» **Web page and app entries**:
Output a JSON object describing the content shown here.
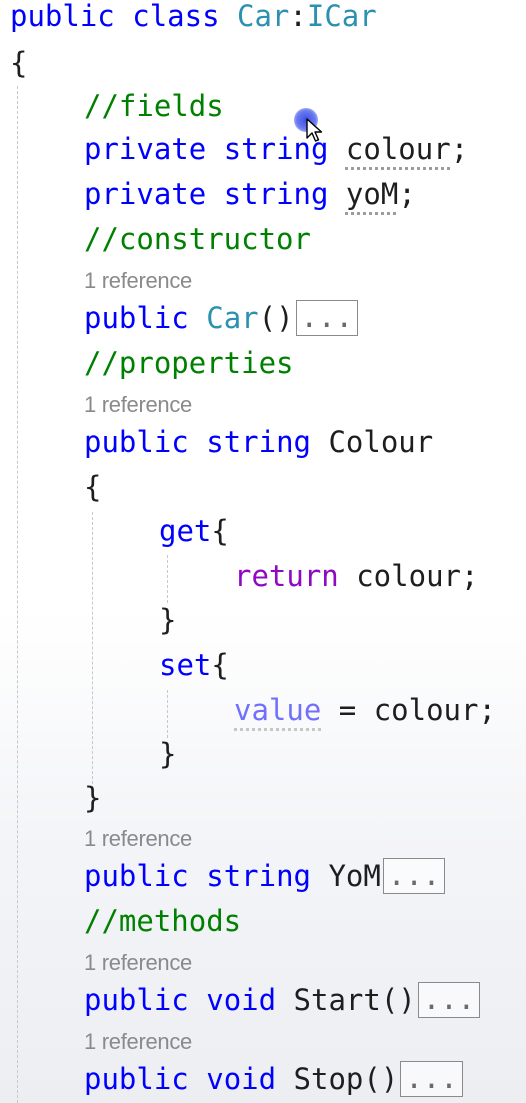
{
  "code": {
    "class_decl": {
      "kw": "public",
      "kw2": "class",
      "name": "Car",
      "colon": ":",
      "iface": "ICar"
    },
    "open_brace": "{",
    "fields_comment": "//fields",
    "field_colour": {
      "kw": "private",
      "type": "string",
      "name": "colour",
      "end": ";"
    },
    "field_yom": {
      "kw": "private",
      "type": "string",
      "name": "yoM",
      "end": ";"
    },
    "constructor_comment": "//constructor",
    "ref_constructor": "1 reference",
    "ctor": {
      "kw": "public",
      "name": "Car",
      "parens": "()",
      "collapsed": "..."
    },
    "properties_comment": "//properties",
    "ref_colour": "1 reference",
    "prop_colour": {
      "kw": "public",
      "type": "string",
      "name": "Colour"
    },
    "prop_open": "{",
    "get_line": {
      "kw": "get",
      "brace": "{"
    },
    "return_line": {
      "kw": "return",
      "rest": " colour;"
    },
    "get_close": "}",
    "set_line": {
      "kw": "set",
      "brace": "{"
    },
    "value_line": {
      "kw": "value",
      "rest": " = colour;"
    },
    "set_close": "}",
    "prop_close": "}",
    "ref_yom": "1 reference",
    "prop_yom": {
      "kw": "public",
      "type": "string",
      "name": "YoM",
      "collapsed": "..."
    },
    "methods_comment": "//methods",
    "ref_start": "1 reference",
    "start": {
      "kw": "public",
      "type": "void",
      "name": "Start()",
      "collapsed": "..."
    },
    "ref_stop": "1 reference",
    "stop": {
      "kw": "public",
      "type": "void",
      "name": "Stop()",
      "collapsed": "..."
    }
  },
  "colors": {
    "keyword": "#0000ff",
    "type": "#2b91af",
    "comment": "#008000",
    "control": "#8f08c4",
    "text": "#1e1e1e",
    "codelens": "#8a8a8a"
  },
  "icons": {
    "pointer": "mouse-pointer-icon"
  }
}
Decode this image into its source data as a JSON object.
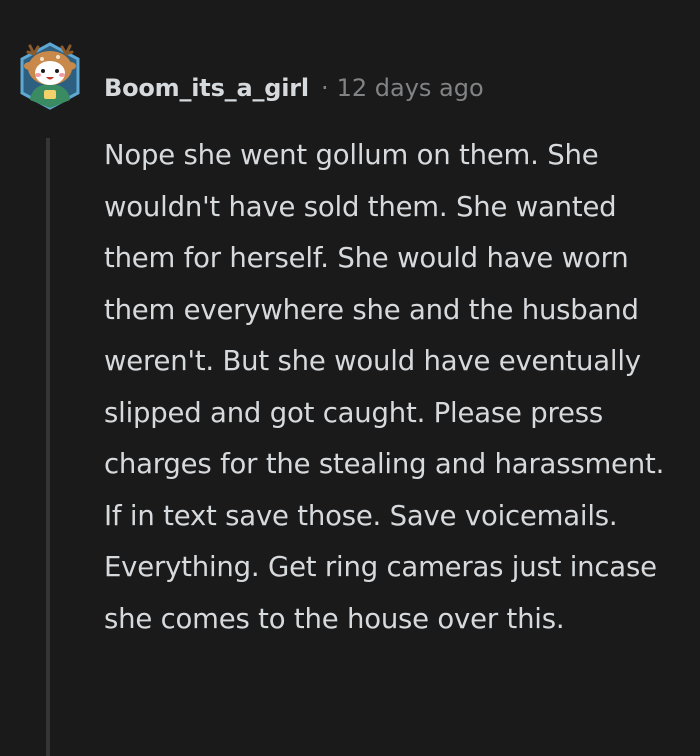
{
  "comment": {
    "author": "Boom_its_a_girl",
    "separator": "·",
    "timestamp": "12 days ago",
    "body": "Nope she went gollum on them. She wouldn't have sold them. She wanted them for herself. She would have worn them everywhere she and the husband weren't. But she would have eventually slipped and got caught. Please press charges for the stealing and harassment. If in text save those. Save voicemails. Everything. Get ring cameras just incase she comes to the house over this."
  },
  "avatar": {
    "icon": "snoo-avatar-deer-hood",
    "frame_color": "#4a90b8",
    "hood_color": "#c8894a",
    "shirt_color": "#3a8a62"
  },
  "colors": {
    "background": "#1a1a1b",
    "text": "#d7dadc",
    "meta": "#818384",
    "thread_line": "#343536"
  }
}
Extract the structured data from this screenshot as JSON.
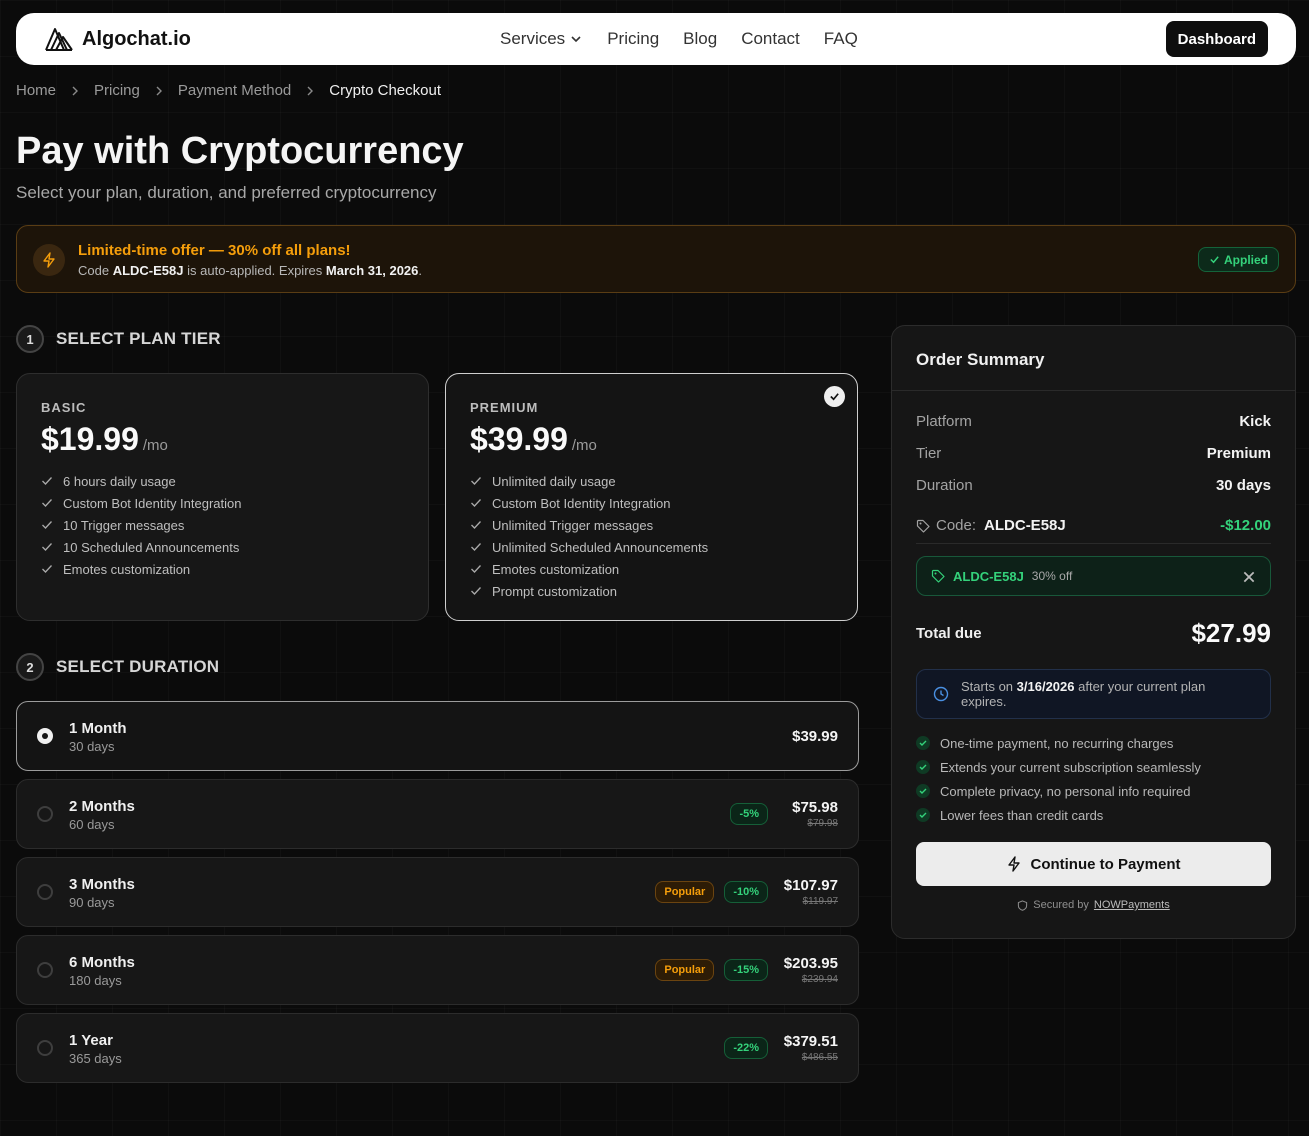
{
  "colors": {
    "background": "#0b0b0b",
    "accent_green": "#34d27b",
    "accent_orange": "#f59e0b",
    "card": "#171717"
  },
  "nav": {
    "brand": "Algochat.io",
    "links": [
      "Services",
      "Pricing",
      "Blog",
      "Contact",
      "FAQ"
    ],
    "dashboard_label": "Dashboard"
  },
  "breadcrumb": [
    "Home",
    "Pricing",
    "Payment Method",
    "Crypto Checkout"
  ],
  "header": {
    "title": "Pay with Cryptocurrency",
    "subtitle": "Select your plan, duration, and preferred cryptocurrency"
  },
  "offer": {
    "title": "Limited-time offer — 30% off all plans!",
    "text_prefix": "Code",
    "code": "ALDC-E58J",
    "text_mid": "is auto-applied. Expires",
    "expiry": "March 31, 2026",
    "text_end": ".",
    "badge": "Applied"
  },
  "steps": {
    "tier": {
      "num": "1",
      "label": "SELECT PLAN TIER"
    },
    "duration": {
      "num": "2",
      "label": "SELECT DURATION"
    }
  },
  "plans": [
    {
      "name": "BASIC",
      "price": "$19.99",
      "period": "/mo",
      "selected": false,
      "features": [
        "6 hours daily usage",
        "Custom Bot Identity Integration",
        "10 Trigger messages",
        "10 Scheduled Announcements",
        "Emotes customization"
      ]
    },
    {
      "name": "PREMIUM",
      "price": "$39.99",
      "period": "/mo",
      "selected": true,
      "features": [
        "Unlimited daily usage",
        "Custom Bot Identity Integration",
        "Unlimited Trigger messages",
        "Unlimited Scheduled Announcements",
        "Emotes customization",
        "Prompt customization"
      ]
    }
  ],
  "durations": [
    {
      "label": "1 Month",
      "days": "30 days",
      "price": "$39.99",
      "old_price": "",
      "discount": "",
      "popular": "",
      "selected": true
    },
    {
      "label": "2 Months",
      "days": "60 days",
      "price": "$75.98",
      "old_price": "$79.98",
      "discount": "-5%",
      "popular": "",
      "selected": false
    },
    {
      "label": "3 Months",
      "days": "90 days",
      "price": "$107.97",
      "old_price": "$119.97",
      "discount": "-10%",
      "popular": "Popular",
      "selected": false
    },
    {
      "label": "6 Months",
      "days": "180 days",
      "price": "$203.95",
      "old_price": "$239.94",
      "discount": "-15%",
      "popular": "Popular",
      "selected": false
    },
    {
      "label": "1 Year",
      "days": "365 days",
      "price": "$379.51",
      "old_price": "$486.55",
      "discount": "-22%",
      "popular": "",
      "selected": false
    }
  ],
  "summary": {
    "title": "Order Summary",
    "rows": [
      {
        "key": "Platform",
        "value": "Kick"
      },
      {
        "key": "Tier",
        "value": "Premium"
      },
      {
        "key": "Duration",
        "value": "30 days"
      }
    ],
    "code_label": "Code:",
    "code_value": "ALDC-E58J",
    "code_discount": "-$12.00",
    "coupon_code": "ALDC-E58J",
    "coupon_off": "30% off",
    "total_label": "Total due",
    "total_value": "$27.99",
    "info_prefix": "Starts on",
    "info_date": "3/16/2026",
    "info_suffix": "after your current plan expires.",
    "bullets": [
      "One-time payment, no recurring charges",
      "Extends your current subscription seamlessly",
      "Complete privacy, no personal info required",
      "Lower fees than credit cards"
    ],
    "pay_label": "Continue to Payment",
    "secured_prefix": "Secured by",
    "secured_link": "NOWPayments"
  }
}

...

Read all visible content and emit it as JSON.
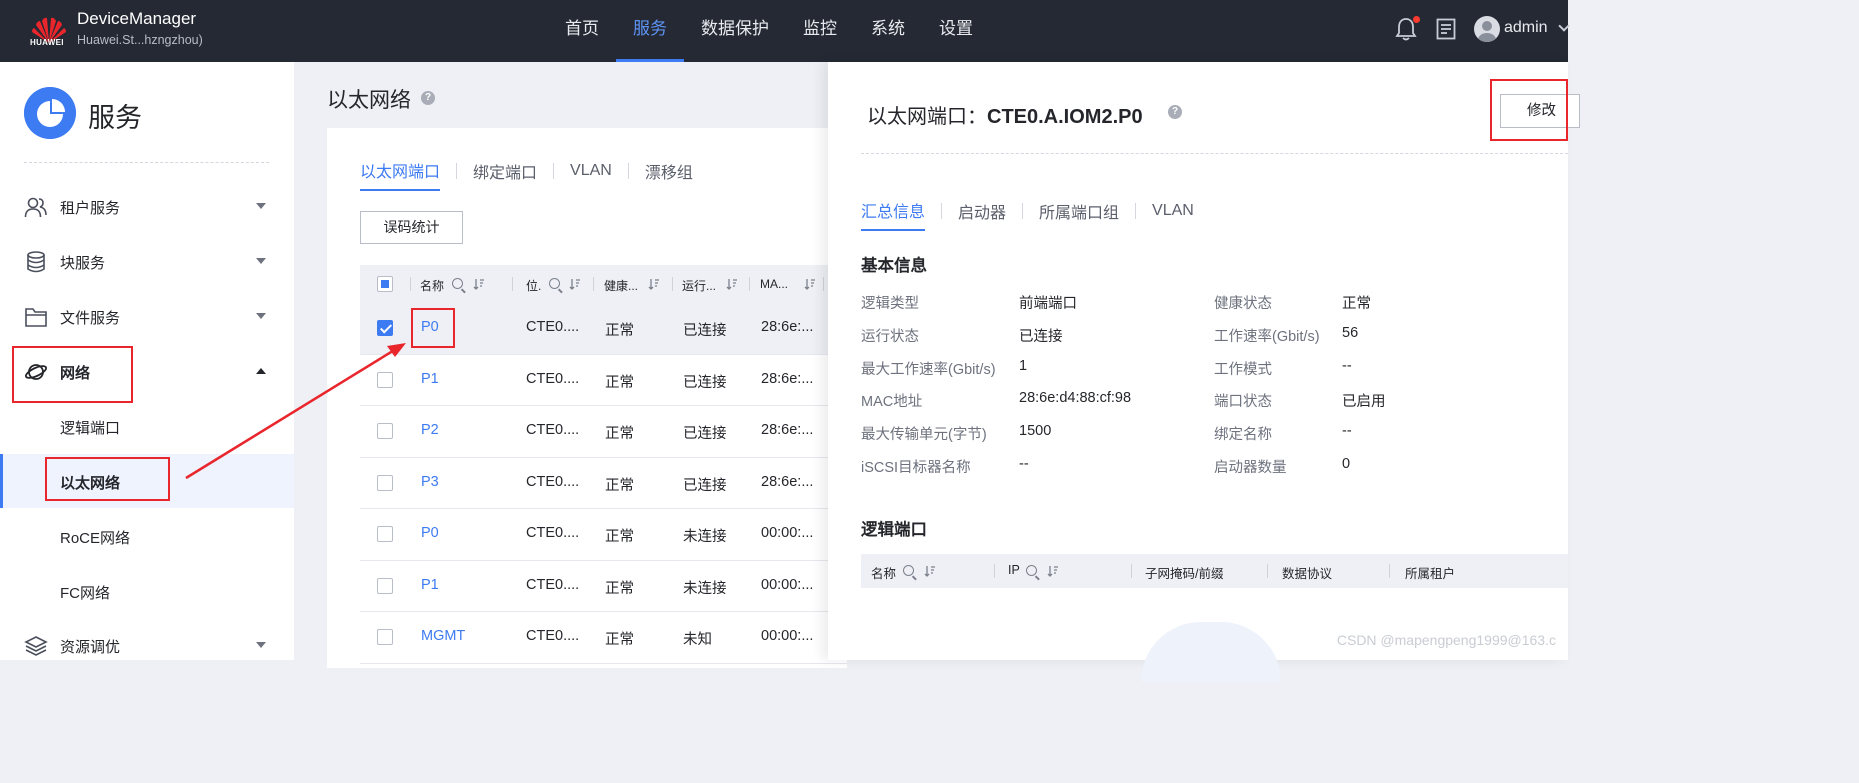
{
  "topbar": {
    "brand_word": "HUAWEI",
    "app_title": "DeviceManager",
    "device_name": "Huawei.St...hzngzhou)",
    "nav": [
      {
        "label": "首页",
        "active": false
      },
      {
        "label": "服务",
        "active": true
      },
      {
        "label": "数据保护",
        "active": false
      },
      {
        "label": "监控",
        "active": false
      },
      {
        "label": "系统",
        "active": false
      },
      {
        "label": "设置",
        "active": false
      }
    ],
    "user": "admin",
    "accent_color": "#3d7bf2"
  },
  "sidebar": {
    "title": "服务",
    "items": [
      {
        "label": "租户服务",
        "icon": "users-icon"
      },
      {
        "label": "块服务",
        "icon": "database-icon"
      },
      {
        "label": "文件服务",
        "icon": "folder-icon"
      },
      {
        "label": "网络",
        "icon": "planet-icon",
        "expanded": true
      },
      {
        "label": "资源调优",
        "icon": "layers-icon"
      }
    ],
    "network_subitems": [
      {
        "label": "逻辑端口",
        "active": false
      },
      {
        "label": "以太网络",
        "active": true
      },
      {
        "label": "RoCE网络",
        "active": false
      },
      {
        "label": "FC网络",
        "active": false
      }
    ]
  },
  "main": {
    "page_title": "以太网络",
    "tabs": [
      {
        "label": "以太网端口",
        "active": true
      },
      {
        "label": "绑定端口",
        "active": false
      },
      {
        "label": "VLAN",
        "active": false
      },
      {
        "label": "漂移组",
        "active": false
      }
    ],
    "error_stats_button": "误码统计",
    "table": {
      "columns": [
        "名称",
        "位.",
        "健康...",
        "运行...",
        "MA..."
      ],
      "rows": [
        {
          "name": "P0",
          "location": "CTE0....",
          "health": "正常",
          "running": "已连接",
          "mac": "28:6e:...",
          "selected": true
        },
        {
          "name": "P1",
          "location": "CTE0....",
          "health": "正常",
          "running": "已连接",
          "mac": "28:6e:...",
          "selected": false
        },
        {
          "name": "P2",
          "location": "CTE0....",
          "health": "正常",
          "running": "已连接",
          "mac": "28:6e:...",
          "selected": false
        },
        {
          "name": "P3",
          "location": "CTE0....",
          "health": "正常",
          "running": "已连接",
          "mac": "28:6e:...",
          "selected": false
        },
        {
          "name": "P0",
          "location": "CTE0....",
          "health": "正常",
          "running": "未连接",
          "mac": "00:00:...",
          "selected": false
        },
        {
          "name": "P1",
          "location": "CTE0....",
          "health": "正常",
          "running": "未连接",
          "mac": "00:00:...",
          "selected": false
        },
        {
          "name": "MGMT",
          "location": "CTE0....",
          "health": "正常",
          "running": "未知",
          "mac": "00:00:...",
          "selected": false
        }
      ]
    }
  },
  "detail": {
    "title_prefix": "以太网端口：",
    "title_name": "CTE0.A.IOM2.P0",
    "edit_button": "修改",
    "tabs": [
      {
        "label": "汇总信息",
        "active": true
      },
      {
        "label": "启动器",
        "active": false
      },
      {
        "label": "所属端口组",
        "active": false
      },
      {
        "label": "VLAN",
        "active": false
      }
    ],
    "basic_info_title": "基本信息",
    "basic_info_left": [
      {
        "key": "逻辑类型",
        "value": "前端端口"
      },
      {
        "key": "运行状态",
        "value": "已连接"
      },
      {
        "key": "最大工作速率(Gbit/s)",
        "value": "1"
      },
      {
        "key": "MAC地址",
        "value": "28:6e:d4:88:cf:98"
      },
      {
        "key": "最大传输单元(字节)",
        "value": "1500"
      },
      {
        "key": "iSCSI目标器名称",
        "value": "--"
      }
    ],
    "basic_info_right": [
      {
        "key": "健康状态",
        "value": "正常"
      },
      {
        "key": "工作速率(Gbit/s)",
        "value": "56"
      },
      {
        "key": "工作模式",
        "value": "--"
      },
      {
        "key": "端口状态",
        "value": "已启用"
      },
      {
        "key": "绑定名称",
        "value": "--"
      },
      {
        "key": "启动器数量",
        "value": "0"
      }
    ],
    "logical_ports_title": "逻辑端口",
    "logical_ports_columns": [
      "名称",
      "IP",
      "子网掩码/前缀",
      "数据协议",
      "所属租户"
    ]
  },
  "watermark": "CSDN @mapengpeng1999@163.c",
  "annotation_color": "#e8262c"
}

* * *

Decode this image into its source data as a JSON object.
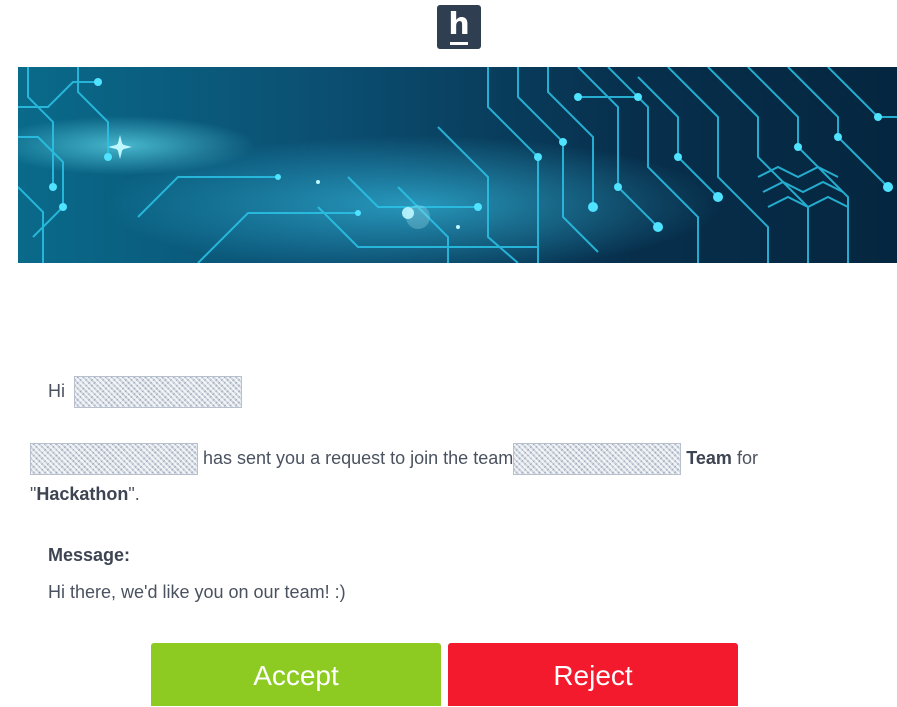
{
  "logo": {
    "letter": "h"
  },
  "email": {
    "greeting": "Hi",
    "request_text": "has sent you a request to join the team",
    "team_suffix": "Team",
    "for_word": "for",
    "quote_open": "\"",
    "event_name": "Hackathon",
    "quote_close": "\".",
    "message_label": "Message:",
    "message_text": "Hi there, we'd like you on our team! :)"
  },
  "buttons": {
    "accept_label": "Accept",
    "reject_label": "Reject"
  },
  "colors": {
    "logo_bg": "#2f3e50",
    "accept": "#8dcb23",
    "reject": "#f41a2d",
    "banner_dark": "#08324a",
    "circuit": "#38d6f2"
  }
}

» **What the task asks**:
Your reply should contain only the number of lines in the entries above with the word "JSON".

» **Worked solution**:
5